Major League Baseball is losing viewership. It’s as simple as that. It kills me to even type it. The sport that I care most deeply about is losing people every year. With a heavy heart, I am going to try to explain and give possible solutions.
The average length of a typical nine-inning game sits around three hours. Similarly, the normal NBA and NFL game also lies around three hours in duration. Why is it that MLB seems to be losing more spectators than any other major professional sport?
While the NBA and NFL have lost a small percentage of viewership throughout the past five or so years, the MLB is losing it at a more alarming rate. So, let’s get into why this could be happening.
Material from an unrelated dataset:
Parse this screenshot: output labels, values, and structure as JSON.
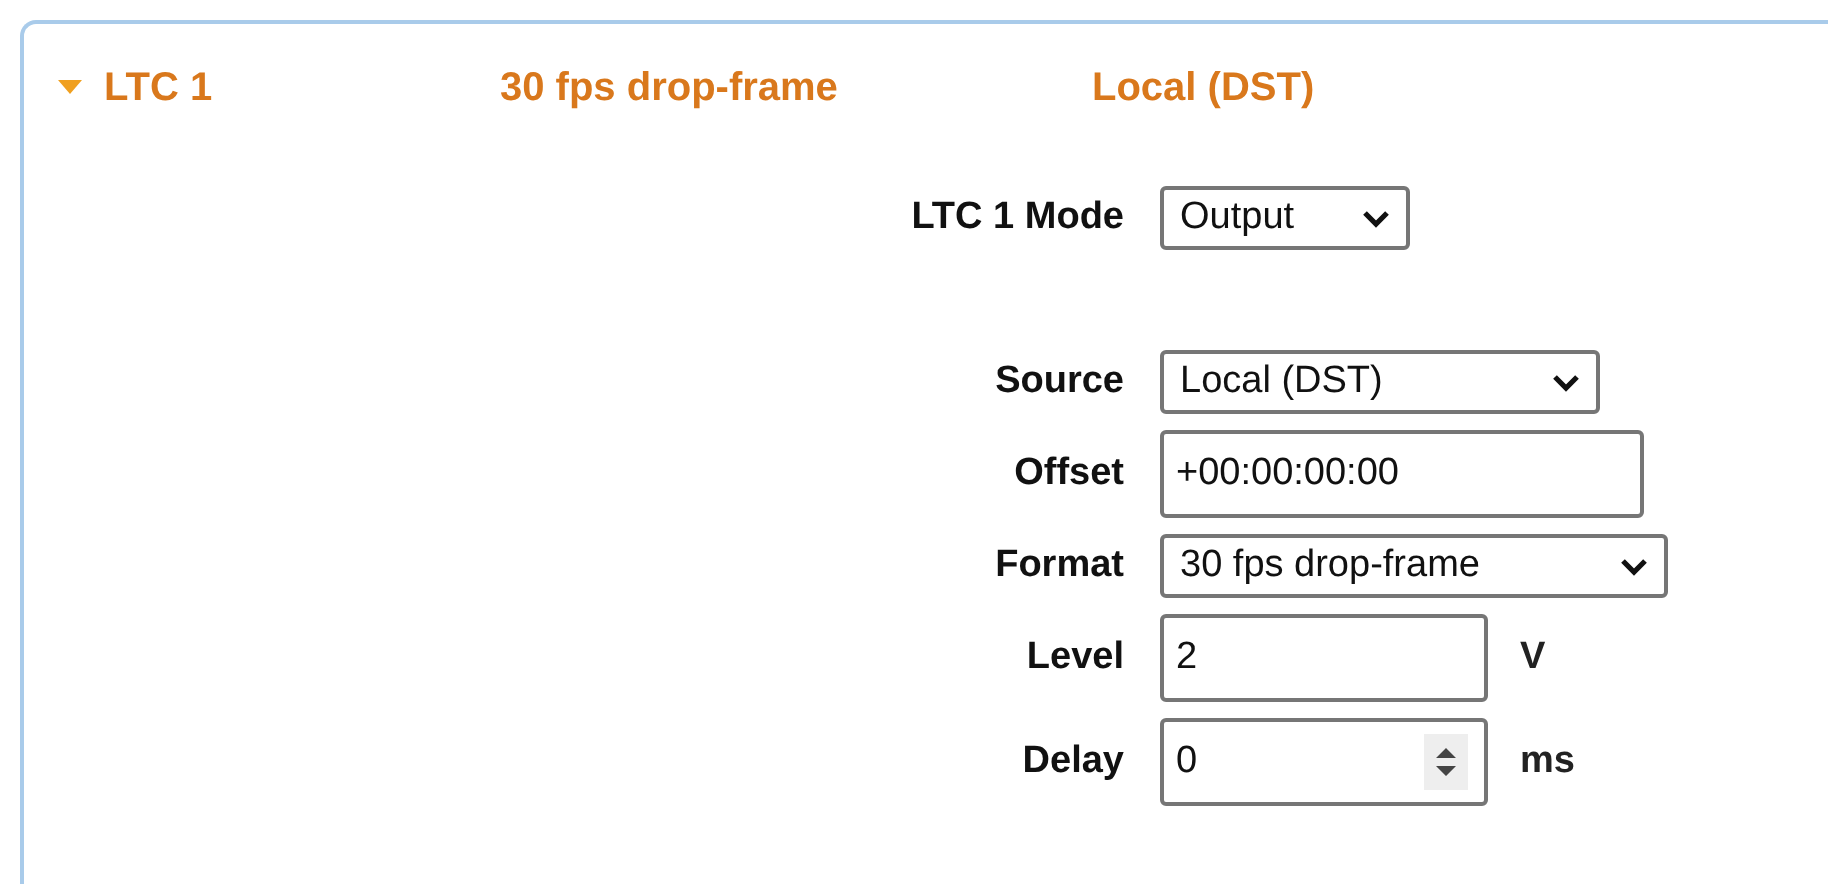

Younger generations are used to getting everything quicker. Anyone with a smartphone can find out the latest information in about two blinks of an eye. This generation’s attention span is shorter than any other’s. The MLB is unable to keep the attention of viewers anymore. There are less casual fans due to how long the games are.
For the biggest game of the year, the World Series, the MLB has seen an alarming decline in viewers. With over 22 million in 2016, viewership was the highest it had been since the 2004 World Series (over 25 million). But in 2019, viewership had declined to under 14 million, the culmination of a steady decrease throughout recent years.
One thing that I would really like to see is something that I think other sports would benefit from, which is allowing viewers to listen to the in-game conversations of the players.
During the past summer, Tiger Woods, Peyton Manning and Phil Mickelson all competed in a charity golf match where they were wired with microphones so you could hear their thoughts before their shot. Adding that feature to baseball would allow listeners to experience more interaction during the game.
There are more obvious possible solutions to the MLB’s decreasing audience such as providing more offense while getting rid of the designated hitter and shortening the game as much as possible. But broadcasting the players’ conversations would provide a spark of interaction that could intrigue the audience enough to tune in.
By Nicholas Mundy